Task to complete -> When you spot the word "icon" in a line of the data below, copy that line.

Record set ->
_ _ _
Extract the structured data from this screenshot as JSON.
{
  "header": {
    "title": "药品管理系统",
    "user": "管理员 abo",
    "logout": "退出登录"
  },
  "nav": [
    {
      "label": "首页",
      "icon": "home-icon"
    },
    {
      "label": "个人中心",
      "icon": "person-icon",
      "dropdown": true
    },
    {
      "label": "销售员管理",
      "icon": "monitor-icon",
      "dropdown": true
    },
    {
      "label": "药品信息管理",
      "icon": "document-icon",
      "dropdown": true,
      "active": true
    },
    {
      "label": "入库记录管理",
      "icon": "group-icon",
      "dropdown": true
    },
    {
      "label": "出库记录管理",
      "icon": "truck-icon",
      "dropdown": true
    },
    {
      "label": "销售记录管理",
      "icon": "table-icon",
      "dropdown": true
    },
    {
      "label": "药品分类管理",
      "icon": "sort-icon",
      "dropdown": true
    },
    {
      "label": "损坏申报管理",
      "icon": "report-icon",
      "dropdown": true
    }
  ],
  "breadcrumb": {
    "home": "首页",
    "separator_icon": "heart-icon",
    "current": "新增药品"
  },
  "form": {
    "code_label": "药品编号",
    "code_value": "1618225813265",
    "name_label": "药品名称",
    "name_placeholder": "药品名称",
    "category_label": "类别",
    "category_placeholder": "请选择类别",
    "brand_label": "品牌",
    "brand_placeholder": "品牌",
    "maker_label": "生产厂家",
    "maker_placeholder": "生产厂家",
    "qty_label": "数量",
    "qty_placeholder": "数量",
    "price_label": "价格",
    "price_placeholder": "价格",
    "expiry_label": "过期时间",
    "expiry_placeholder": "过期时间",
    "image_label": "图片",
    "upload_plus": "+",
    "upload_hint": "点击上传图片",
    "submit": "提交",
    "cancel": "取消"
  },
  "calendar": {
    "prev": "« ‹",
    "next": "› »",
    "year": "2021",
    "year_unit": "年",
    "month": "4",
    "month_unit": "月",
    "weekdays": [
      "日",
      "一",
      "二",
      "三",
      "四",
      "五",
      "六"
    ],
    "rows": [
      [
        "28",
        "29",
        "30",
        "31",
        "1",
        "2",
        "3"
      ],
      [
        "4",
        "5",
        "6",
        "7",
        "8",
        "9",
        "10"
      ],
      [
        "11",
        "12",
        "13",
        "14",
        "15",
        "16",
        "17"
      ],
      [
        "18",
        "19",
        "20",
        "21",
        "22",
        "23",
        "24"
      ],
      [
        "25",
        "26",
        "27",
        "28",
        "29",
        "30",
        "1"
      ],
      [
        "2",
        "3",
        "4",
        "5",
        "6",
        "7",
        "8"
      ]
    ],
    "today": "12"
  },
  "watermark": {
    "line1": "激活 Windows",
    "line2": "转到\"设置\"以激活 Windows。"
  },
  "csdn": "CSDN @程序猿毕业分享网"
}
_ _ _
Exercise answer ->
      "icon": "home-icon"
      "icon": "person-icon",
      "icon": "monitor-icon",
      "icon": "document-icon",
      "icon": "group-icon",
      "icon": "truck-icon",
      "icon": "table-icon",
      "icon": "sort-icon",
      "icon": "report-icon",
    "separator_icon": "heart-icon",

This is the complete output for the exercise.